FOR Ronald Mthambi, a resident of Giyani in Limpopo, freedom has brought new opportunities and a better life compared to the dark days of apartheid.
He now has a good job as well as access to basic services such as electricity; tarred roads; sanitation and healthcare facilities.
While water pipes have been connected in the area, the precious liquid has been in short supply since 2010.
Mthambi was among thousands of ANC supporters who packed the Giyani Stadium to listen to President Jacob Zuma deliver his Freedom Day celebration speech alongside dozens of cabinet ministers and other senior party officials.

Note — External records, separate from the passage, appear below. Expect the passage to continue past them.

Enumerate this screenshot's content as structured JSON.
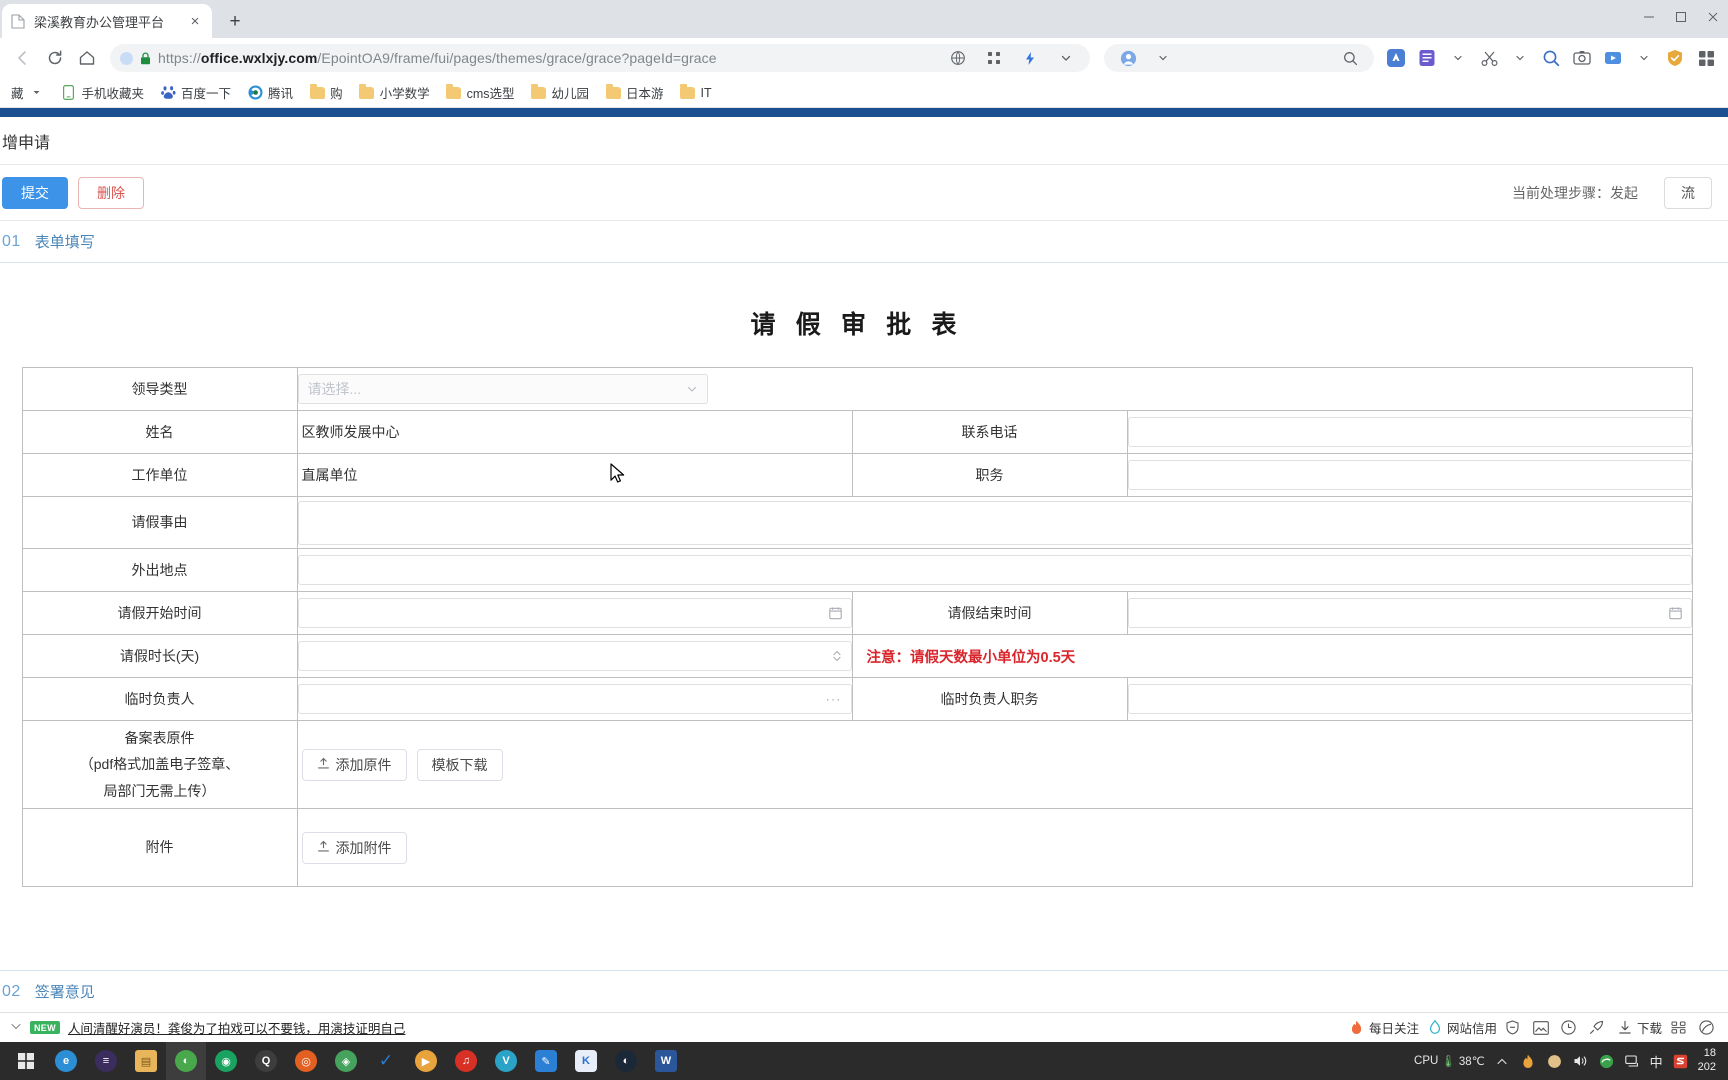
{
  "browser": {
    "tab": {
      "title": "梁溪教育办公管理平台",
      "favicon": "page-icon",
      "close": "×"
    },
    "newtab_label": "+",
    "window_controls": [
      "−",
      "□",
      "×"
    ],
    "nav": {
      "back": "‹",
      "forward": "›",
      "reload": "⟳",
      "home": "⌂",
      "url_scheme": "https://",
      "url_host": "office.wxlxjy.com",
      "url_path": "/EpointOA9/frame/fui/pages/themes/grace/grace?pageId=grace",
      "lock": "lock-icon",
      "search_placeholder": ""
    },
    "bookmarks": [
      {
        "label": "藏",
        "icon": "chevron-down-icon",
        "type": "overflow"
      },
      {
        "label": "手机收藏夹",
        "icon": "phone-icon",
        "type": "link"
      },
      {
        "label": "百度一下",
        "icon": "baidu-icon",
        "type": "link"
      },
      {
        "label": "腾讯",
        "icon": "tencent-icon",
        "type": "link"
      },
      {
        "label": "购",
        "icon": "folder-icon",
        "type": "folder"
      },
      {
        "label": "小学数学",
        "icon": "folder-icon",
        "type": "folder"
      },
      {
        "label": "cms选型",
        "icon": "folder-icon",
        "type": "folder"
      },
      {
        "label": "幼儿园",
        "icon": "folder-icon",
        "type": "folder"
      },
      {
        "label": "日本游",
        "icon": "folder-icon",
        "type": "folder"
      },
      {
        "label": "IT",
        "icon": "folder-icon",
        "type": "folder"
      }
    ]
  },
  "app": {
    "breadcrumb": "增申请",
    "toolbar": {
      "submit_label": "提交",
      "delete_label": "删除",
      "step_status": "当前处理步骤：发起",
      "right_button_label": "流"
    },
    "section_1": {
      "num": "01",
      "label": "表单填写"
    },
    "section_2": {
      "num": "02",
      "label": "签署意见"
    },
    "form": {
      "title": "请 假 审 批 表",
      "rows": {
        "leader_type": {
          "label": "领导类型",
          "placeholder": "请选择...",
          "value": "",
          "suffix_icon": "chevron-down-icon"
        },
        "name": {
          "label": "姓名",
          "value": "区教师发展中心"
        },
        "phone": {
          "label": "联系电话",
          "value": ""
        },
        "work_unit": {
          "label": "工作单位",
          "value": "直属单位"
        },
        "position": {
          "label": "职务",
          "value": ""
        },
        "reason": {
          "label": "请假事由",
          "value": ""
        },
        "location": {
          "label": "外出地点",
          "value": ""
        },
        "start_time": {
          "label": "请假开始时间",
          "value": "",
          "suffix_icon": "calendar-icon"
        },
        "end_time": {
          "label": "请假结束时间",
          "value": "",
          "suffix_icon": "calendar-icon"
        },
        "duration": {
          "label": "请假时长(天)",
          "value": "",
          "suffix_icon": "spinner-icon"
        },
        "duration_hint": "注意：请假天数最小单位为0.5天",
        "temp_manager": {
          "label": "临时负责人",
          "value": "",
          "suffix_icon": "ellipsis-icon"
        },
        "temp_manager_position": {
          "label": "临时负责人职务",
          "value": ""
        },
        "record_file": {
          "label_line1": "备案表原件",
          "label_line2": "（pdf格式加盖电子签章、",
          "label_line3": "局部门无需上传）",
          "add_label": "添加原件",
          "template_label": "模板下载",
          "upload_icon": "upload-icon"
        },
        "attachment": {
          "label": "附件",
          "add_label": "添加附件",
          "upload_icon": "upload-icon"
        }
      }
    }
  },
  "news_bar": {
    "chevron": "chevron-down-icon",
    "badge": "NEW",
    "headline": "人间清醒好演员！龚俊为了拍戏可以不要钱，用演技证明自己",
    "items": [
      {
        "label": "每日关注",
        "icon": "flame-icon"
      },
      {
        "label": "网站信用",
        "icon": "droplet-icon"
      },
      {
        "label": "",
        "icon": "shield-icon"
      },
      {
        "label": "",
        "icon": "image-icon"
      },
      {
        "label": "",
        "icon": "gauge-icon"
      },
      {
        "label": "",
        "icon": "rocket-icon"
      },
      {
        "label": "下载",
        "icon": "download-icon"
      },
      {
        "label": "",
        "icon": "qr-icon"
      },
      {
        "label": "",
        "icon": "leaf-icon"
      }
    ]
  },
  "taskbar": {
    "start_icon": "windows-start-icon",
    "apps": [
      {
        "name": "edge-icon",
        "color": "#2c8fd6",
        "glyph": "e"
      },
      {
        "name": "uc-browser-icon",
        "color": "#3b2d5e",
        "glyph": "≡"
      },
      {
        "name": "file-explorer-icon",
        "color": "#e8b55a",
        "glyph": "▤"
      },
      {
        "name": "sogou-browser-icon",
        "color": "#49a84c",
        "glyph": "◐",
        "active": true
      },
      {
        "name": "chrome-icon",
        "color": "#1aa260",
        "glyph": "◉"
      },
      {
        "name": "qq-icon",
        "color": "#3d3d3d",
        "glyph": "Q"
      },
      {
        "name": "firefox-icon",
        "color": "#e35f22",
        "glyph": "◎"
      },
      {
        "name": "security-icon",
        "color": "#46a35e",
        "glyph": "◈"
      },
      {
        "name": "todo-icon",
        "color": "#2b7fd4",
        "glyph": "✓"
      },
      {
        "name": "media-player-icon",
        "color": "#e8a33d",
        "glyph": "▶"
      },
      {
        "name": "music-icon",
        "color": "#d93025",
        "glyph": "♫"
      },
      {
        "name": "wps-icon",
        "color": "#2ba3c7",
        "glyph": "V"
      },
      {
        "name": "notes-icon",
        "color": "#2b7fd4",
        "glyph": "✎"
      },
      {
        "name": "kugou-icon",
        "color": "#e8eef7",
        "glyph": "K"
      },
      {
        "name": "steam-icon",
        "color": "#1b2838",
        "glyph": "◐"
      },
      {
        "name": "word-icon",
        "color": "#2b579a",
        "glyph": "W"
      }
    ],
    "tray": {
      "cpu_label": "CPU",
      "cpu_temp": "38℃",
      "chevron": "chevron-up-icon",
      "icons": [
        "flame-icon",
        "shield-icon",
        "volume-icon",
        "edge-tray-icon",
        "network-icon",
        "ime-icon",
        "sogou-icon"
      ],
      "ime_label": "中",
      "time": "18",
      "date": "202"
    }
  }
}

He said while the lives of the middle class people like him had changed for the better, the ruling party still had a long way to go in improving the lives of the poor and unemployed.
“The majority of our people depend so much on social grants and we need to change that. We need to give them skills and job opportunities so they could sustain themselves,” said Mthambi.

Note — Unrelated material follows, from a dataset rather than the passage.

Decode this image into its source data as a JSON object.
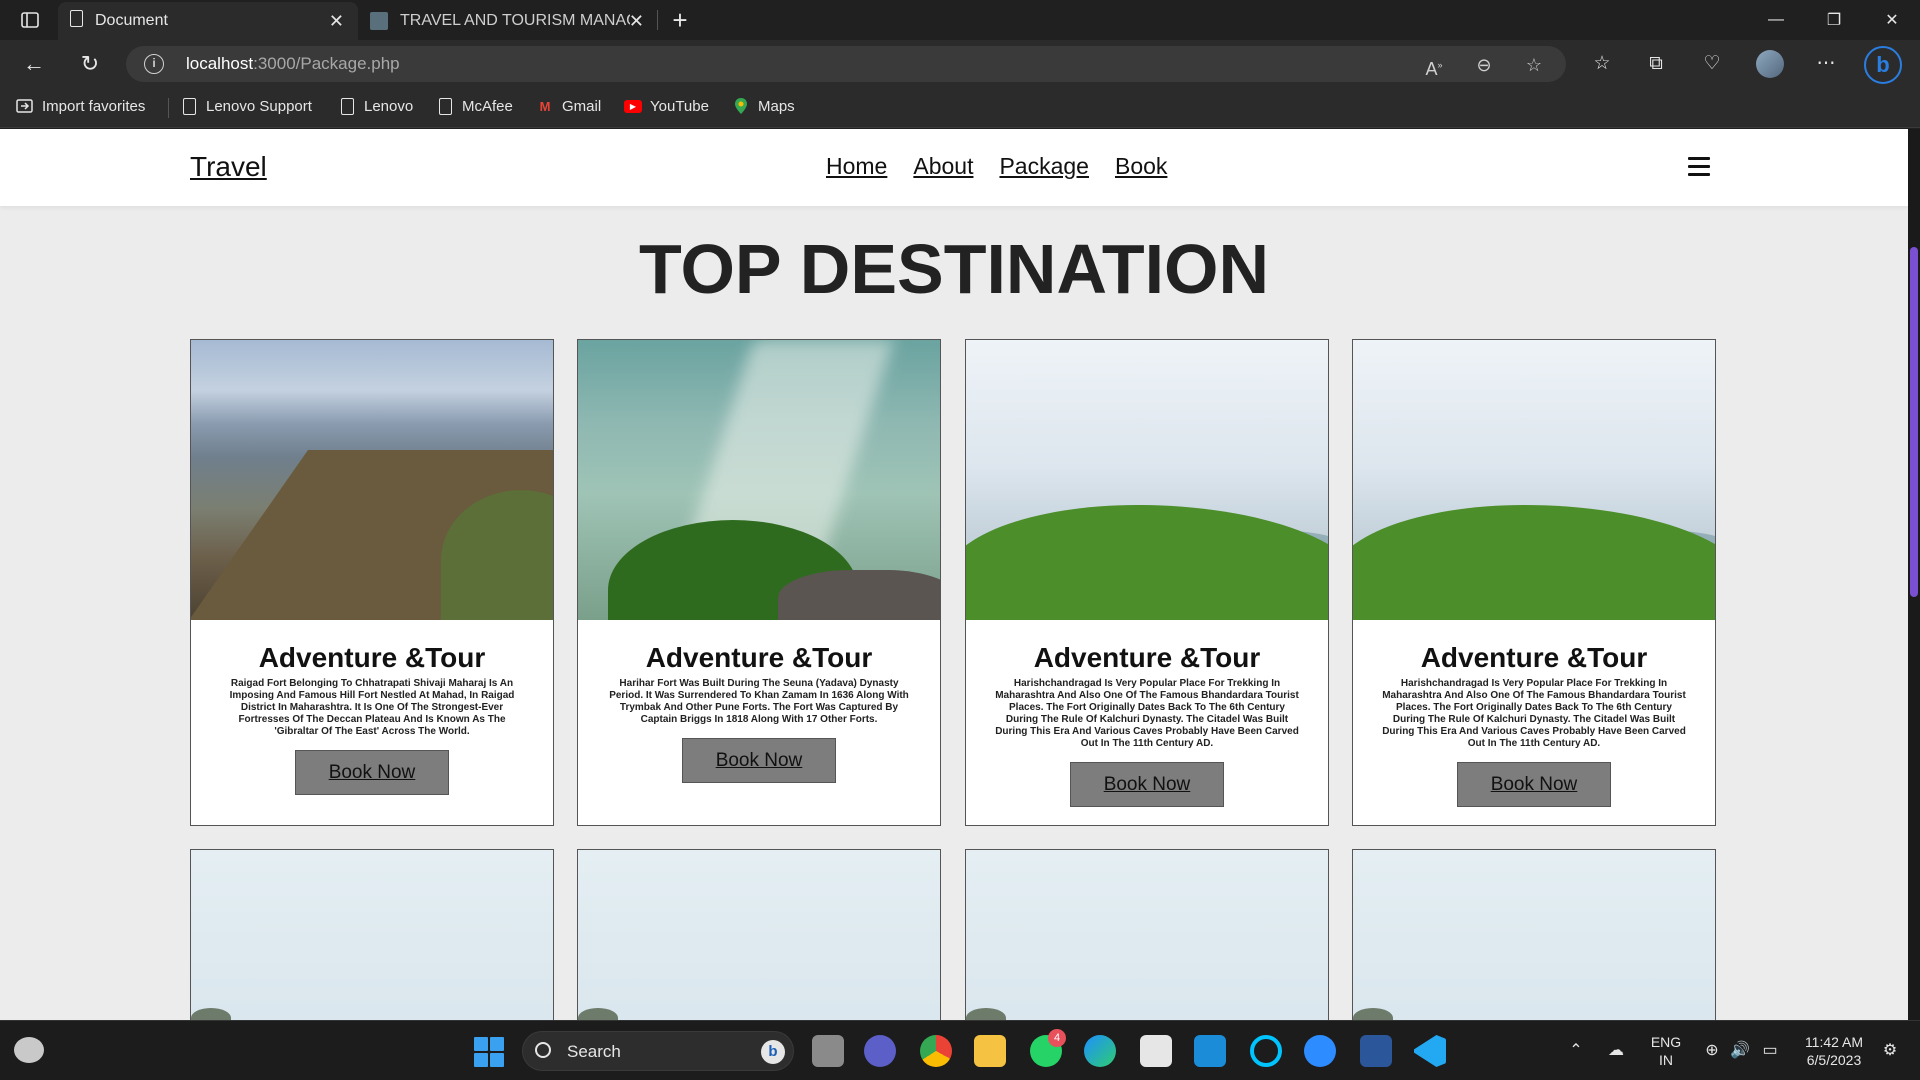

However, not everyone is happy with the ruling party’s service delivery record.
Joyce Tiyani Mavasa, of Ribugwani village near Makhando, said while the government had improved her life, it had failed to provide jobs and reliable water.
Basani Maluleke, from Malamulele, complained about lack of basic services like roads in the rural areas.
She said the government had neglected her and other residents who live in the villages in favour of those in the towns and the townships.
“Most of the roads in our area are still gravel 22 years into democracy. My living conditions have hardly changed, “Maluleke said.
Her neighbour Robert Chabalala (40), an ardent ANC member from Thomo village, said he had lost hope of ever finding a job.
He said: “Many people my age are unlikely to get a job despite the freedom we are celebrating. We are facing a bleak future.”
Tinyiko Baloyi (45), a teacher at the local Mavalani Primary School, said she was pleased that Zuma received a warm welcome in Giyani despite calls by opposition parties and some civil society organisations for him to step down for having violated the constitution.
She said the president’s detractors must allow him space to finish his term of office because people love him.
Addressing the gathering, Zuma promised to improve the lives of the people and improve the provision of
basic services especially water.
“To redress the critical shortage of water, government, through the Department of Water and Sanitation issued an emergency directive in August 2014 to Lepelle Northern Water to regularise water and sanitation in the Mopani district,” Zuma said.
He added that 154 boreholes had been repaired as part of the intervention.